KLM Royal Dutch Airlines Case study KLM SURPRISE by Havas Boondoggle Amsterdam

KLM SURPRISE

Pin to Collection
Add a note
Industry Airlines
Media Case study
Market Netherlands
Agency Havas Boondoggle Amsterdam
Released December 2010

Credits & Description

Category: Titanium and Integrated
Advertiser: KLM
Product/Service: AIRLINES
Agency: BOONDOGGLE
Date of First Appearance: Oct 26 2010
Entry URL: http://www.stuffworthsharing.com/klm-surprise
Creative Director/Partner: Gaston Serpenti (Boondoggle)
Strategy Director/Partner: Tom de Bruyne (Boondoggle)
Strategy Director/Partner: Astrid Groenewegen (Boondoggle)
Art Director/Concept: Simon van Oldenbeek (Boondoggle)
Strategy/Concept: Polle de Maagt (Boondoggle)
Design: Demmy Onink (Boondoggle)
Account: Margriet Beudeker (Boondoggle)
Copy: Wesley Visseren (Boondoggle)
Copy: Vincent Beijersbergen (Boondoggle)
Video Editor: Tobias Corba (Fono)
Media placement: Social Media - http://www.foursquare.com/klmsurprise - 26 October 2010
Media placement: Social Media - http://www.facebook.com/KLM - 26 October 2010
Media placement: Campaign URL - http://www.klmsurprise.com - 26 October 2010
Media placement: Social Media - http://www.twitter.com/KLMsurprise - 26 October 2010
Media placement: Press Release - http://prez.ly/kj - 17 November 2010
Media placement: Video - http://www.youtube.com/watch?v=pqHWAE8GDEk - 8 December 2010

Describe the campaign/entry
KLM wondered how social media could enhance their passenger service.
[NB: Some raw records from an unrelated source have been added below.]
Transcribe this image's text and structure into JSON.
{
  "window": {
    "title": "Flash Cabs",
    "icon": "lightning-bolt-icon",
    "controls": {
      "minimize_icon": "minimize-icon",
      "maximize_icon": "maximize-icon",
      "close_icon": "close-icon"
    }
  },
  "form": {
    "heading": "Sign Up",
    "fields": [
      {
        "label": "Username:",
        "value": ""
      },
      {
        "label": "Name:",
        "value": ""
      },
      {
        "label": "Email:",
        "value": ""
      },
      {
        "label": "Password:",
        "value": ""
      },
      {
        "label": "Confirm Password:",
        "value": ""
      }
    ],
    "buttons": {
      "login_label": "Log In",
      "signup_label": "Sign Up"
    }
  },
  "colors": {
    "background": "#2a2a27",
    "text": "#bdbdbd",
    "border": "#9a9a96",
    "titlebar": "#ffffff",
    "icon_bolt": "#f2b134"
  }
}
So we created an experiment on how happiness spreads. For 6 weeks we installed a team at Schiphol Amsterdam Airport, who would track down KLM passengers who checked in via Foursquare to surprise them with a personalized gift that made their travel even more enjoyable. So, happy travelling would already start at the airport.

Describe how the campaign/entry was launched across each channel in the order of implementation
At first we used Foursquare to claim all possible spots within Amsterdam Airport. Than we started monitoring who was checking in on one of these spots. If we found a KLM passenger, we started scanning their social profiles so we would really get to know them and their travel plans and we came up with a personalized gift and ran like madmen through Schiphol Airport to surprise this person. This gave quite a boost at the airport and online. We made a mini documentary of what we did and made a special website with all the KLM surprise stories. What really caught us by surprise is this caused an enormous second wave of attention: it was picked up worldwide. It proved that if you genuinely do something good for your target audience, it gets picked up and social media is not just a medium, but a massive PR instrument.

Give some idea of how successful this campaign/entry was with both client and consumer
The KLM surprise experiment spread widely. By surprising 28 passengers with gifts, we generated and tracked well over 1,000.000 direct impressions on Twitter alone (blogs excluded). Our online video was featured and discussed on hundreds of blogs and media as a best practice case on how to do relevant stuff with social media including the BBC and The Next Web. KLM surprise converted over 5,000 new friends for KLM on Facebook. Which is at the core of their contact strategy. But most importantly: every conversation online actually was about the extra stretch KLM would go for their passengers and not about the funny campaign an agency did. It was proof an experiment could work.